Ginette Mathiot wrote books that bring up long-lost taste memories in France, much as Marcel Proust’s oft-quoted prattle about about madeleines. Only her work proves infinitely more readable and enjoyable. She also basically sticks it to Julia and makes French cooking seem less like a prolonged session at the dentist’s. One of her books, Je … More Who was Ginette Mathiot? And Why Should You Care?
If, like me – overwhelmed by the hundreds of possible choices in front of you at the grocery store or local wine shop – you’ve ever stood in front of the endless shelves of stunning wine bottles and felt like just closing your eyes and grabbing a bottle, any bottle (preferably one on the lower … More Unquenchable: Natalie MacLean’s Terrific New Book on Wine
Another good appetizer is stewed white mushrooms, with onion, you know, and bay leaf and other spices. You lift the lid off the dish, and the steam rises, a smell of mushrooms … sometimes it really brings tears to my eyes! ~~Anton Chekov, “The Siren” With the publication of Gourmet magazine beginning in 1941, stories … More A Russian Cook
Black Friday marks the first “official” day of Christmas, er, shopping, that is. (You know it’s almost Christmas when the day after Halloween, the grocery stores start hauling out the red ribbon and fake mistletoe.) A bit premature, but that’s cultural change for you. Used to be that you couldn’t find a bit of tinsel … More Christmas Cheer, or, Fire Up the Reindeer
A novel about an arrogant food critic could only happen in France. Bien sûr! Some time ago, I set myself the challenging and Sisyphean task of reading Muriel Barbery’s first novel, Une gourmandise, in French. (Barbery’s reputation rests on her extremely philosophical second novel — The Elegance of the Hedgehog [what a title!], which took … More La Toussaint:* The Saints and Souls Who Preserve Us
People today seek a connection with the earth in many ways. The shape of that seeking takes many forms. First it was buying a house in Tuscany, making dreams of Paradise concrete. Or at least set in rough stone. Now it seems to be goat-herding and cheese making. Truthfully, there’s something about herding that calls … More Goat Song: Romancing the Pastoralism (Not)
A review of Susanne Freidberg’s Fresh: A Perishable History (Belknap Press of Harvard University, 2009) The debate continues on the local foods argument … To listen to many food activists talk these days, one would think that for dinner — up until now — most people just simply stepped outside their doors and plucked fresh … More Fresh: A Look at the Meaning of Freshness and the Refrigeration Revolution

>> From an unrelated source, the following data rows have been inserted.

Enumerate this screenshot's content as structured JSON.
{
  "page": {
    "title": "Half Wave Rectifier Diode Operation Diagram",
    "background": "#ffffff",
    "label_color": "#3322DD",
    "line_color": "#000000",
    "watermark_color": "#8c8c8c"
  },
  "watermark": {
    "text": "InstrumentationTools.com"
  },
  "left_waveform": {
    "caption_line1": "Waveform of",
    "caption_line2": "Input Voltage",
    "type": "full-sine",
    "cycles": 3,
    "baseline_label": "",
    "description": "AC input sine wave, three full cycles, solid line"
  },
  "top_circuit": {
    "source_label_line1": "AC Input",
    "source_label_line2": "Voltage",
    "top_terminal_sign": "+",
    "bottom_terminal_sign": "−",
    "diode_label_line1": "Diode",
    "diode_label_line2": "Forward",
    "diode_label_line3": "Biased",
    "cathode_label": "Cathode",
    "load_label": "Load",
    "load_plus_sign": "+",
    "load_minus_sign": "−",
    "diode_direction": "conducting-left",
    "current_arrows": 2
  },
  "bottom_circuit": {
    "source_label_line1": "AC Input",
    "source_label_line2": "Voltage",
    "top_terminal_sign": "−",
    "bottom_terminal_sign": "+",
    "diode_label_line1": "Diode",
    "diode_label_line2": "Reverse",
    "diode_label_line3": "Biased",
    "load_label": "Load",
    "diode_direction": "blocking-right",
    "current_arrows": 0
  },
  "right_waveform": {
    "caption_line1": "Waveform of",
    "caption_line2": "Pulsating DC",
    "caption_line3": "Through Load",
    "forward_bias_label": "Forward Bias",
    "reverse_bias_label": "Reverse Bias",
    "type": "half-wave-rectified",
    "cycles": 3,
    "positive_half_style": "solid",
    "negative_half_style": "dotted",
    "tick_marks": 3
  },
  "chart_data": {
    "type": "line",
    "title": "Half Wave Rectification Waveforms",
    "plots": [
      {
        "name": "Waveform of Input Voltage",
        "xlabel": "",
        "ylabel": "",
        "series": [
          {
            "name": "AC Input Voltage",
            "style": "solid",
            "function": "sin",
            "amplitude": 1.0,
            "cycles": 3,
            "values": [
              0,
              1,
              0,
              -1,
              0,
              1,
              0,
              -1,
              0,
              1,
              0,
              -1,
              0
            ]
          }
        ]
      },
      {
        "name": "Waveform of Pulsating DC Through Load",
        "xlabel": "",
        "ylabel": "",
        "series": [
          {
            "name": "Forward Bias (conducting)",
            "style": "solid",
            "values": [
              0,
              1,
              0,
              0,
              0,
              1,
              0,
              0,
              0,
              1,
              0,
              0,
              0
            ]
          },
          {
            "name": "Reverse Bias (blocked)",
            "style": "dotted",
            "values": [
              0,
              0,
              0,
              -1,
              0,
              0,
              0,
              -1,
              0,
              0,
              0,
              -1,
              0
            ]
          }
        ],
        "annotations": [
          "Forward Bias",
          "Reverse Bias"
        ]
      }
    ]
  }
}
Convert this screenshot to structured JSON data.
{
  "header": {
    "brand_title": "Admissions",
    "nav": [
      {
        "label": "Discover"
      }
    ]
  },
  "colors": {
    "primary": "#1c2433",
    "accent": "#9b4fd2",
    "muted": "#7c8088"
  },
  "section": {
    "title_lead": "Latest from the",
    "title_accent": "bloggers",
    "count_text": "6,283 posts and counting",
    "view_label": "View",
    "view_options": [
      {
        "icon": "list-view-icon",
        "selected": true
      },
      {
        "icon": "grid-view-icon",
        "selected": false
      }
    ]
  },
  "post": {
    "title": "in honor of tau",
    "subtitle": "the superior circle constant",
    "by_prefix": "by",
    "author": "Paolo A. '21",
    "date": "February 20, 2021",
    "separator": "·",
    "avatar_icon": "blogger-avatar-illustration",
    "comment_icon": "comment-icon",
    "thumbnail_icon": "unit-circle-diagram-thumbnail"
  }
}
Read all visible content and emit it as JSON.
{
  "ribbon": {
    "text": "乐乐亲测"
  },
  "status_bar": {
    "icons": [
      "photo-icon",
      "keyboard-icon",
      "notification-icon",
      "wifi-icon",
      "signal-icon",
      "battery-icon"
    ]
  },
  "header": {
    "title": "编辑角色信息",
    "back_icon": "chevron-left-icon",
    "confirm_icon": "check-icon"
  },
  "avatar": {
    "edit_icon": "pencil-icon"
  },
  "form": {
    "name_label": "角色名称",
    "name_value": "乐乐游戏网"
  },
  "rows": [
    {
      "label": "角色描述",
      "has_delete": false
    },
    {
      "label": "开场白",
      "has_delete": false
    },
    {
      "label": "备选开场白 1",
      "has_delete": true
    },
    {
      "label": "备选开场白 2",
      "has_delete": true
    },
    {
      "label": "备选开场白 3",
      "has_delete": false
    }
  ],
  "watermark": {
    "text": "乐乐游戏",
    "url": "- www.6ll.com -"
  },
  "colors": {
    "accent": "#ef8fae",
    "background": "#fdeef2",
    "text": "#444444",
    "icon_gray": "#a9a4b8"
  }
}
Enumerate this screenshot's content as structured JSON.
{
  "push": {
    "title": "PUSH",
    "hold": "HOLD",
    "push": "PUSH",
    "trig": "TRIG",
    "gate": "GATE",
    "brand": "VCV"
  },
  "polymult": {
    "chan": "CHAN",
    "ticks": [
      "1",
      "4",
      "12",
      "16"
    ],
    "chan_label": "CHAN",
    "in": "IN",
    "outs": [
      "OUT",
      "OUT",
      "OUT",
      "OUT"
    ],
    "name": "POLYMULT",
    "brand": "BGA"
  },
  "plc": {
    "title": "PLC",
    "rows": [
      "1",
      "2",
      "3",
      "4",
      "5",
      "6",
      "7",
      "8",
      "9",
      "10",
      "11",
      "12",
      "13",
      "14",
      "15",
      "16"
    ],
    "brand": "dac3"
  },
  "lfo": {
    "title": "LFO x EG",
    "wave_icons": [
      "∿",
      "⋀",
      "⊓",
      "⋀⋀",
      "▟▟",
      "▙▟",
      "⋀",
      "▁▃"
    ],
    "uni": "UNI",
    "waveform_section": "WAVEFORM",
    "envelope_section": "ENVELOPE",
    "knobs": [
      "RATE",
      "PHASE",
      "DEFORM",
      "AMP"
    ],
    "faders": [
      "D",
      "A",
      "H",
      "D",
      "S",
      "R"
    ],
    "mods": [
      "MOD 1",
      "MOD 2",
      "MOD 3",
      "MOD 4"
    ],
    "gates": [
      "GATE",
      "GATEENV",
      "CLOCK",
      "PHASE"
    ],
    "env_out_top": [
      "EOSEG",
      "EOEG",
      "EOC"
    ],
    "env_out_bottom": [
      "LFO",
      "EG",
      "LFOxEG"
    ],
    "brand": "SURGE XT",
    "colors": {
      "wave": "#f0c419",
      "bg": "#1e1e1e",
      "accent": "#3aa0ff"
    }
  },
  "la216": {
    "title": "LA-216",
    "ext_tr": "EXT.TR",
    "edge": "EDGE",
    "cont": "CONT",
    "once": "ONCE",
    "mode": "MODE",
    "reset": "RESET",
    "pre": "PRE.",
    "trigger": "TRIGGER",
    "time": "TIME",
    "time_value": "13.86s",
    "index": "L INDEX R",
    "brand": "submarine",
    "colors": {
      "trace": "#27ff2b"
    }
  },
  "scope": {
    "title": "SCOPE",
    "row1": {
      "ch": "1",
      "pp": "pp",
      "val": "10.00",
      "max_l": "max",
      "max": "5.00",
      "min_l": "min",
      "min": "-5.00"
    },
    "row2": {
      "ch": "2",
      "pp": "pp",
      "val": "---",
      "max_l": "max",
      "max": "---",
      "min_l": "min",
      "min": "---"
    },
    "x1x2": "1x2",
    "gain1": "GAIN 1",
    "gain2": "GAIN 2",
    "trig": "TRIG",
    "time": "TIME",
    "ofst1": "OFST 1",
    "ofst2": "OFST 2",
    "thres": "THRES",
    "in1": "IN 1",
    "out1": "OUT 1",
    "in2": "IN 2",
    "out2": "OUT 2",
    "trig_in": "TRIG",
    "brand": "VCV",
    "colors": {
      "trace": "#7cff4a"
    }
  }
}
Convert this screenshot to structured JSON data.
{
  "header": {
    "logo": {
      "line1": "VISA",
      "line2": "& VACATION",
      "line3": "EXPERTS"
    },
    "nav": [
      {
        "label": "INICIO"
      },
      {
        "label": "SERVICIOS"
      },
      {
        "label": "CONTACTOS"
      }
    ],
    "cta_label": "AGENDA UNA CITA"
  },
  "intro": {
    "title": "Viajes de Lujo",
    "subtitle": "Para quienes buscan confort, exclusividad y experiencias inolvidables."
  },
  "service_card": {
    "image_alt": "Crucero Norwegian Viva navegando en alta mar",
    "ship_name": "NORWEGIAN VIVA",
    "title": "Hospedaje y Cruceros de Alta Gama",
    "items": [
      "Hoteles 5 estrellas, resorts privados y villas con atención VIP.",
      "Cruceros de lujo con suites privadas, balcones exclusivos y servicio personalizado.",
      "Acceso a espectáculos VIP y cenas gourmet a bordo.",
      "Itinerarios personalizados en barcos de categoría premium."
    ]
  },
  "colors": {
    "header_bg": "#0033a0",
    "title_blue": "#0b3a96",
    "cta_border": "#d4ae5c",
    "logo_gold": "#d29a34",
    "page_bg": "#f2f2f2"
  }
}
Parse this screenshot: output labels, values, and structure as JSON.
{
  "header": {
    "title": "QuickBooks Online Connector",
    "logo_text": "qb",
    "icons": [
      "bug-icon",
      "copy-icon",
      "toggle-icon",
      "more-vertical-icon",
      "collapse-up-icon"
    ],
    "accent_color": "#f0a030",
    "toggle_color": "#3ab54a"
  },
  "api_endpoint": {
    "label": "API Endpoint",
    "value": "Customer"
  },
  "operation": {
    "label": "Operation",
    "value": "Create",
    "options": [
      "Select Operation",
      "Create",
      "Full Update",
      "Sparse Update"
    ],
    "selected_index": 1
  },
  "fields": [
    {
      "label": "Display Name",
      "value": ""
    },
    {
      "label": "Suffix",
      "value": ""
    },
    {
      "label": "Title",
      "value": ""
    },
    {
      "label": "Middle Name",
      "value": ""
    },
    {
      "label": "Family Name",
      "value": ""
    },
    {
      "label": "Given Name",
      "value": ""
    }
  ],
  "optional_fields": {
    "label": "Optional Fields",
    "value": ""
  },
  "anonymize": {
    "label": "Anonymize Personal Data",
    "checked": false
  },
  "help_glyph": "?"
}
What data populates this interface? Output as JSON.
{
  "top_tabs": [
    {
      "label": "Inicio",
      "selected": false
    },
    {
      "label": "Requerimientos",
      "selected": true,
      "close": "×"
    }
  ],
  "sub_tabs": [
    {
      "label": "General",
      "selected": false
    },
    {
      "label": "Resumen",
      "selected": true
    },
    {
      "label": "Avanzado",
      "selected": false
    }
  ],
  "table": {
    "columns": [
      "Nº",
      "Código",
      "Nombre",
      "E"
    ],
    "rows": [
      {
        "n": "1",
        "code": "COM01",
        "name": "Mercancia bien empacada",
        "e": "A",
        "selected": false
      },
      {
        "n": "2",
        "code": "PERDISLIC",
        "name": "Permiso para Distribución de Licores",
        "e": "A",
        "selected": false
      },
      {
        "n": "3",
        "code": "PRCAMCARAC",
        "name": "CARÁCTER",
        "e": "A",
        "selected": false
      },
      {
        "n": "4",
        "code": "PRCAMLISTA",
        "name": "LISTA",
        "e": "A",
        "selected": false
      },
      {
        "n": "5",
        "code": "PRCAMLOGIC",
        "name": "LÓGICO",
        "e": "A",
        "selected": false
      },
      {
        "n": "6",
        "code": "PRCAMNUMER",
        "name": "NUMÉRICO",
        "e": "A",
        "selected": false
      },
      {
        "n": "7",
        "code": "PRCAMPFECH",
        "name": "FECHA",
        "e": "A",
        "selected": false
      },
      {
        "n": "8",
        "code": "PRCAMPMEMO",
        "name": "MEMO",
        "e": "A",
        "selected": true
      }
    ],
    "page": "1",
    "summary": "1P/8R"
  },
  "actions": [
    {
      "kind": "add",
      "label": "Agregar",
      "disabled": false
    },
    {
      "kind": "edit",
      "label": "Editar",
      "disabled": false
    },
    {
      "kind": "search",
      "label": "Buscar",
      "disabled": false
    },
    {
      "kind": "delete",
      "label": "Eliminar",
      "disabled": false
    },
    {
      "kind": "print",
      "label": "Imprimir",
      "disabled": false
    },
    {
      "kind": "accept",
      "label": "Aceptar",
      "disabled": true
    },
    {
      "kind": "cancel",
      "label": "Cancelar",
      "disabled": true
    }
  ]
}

Like Susan Bourette in Meat: A Love Story My Year in Search of the Perfect Meal (did she get this subtitle from Roy Andries de Groot, a food writer popular in the sixties and seventies who wrote In Search of the Perfect Meal (1986)?), many people temporarily eschew meat at some point in their lives. … More Reveling in Books: Fresh, Bones, Fat, and Meat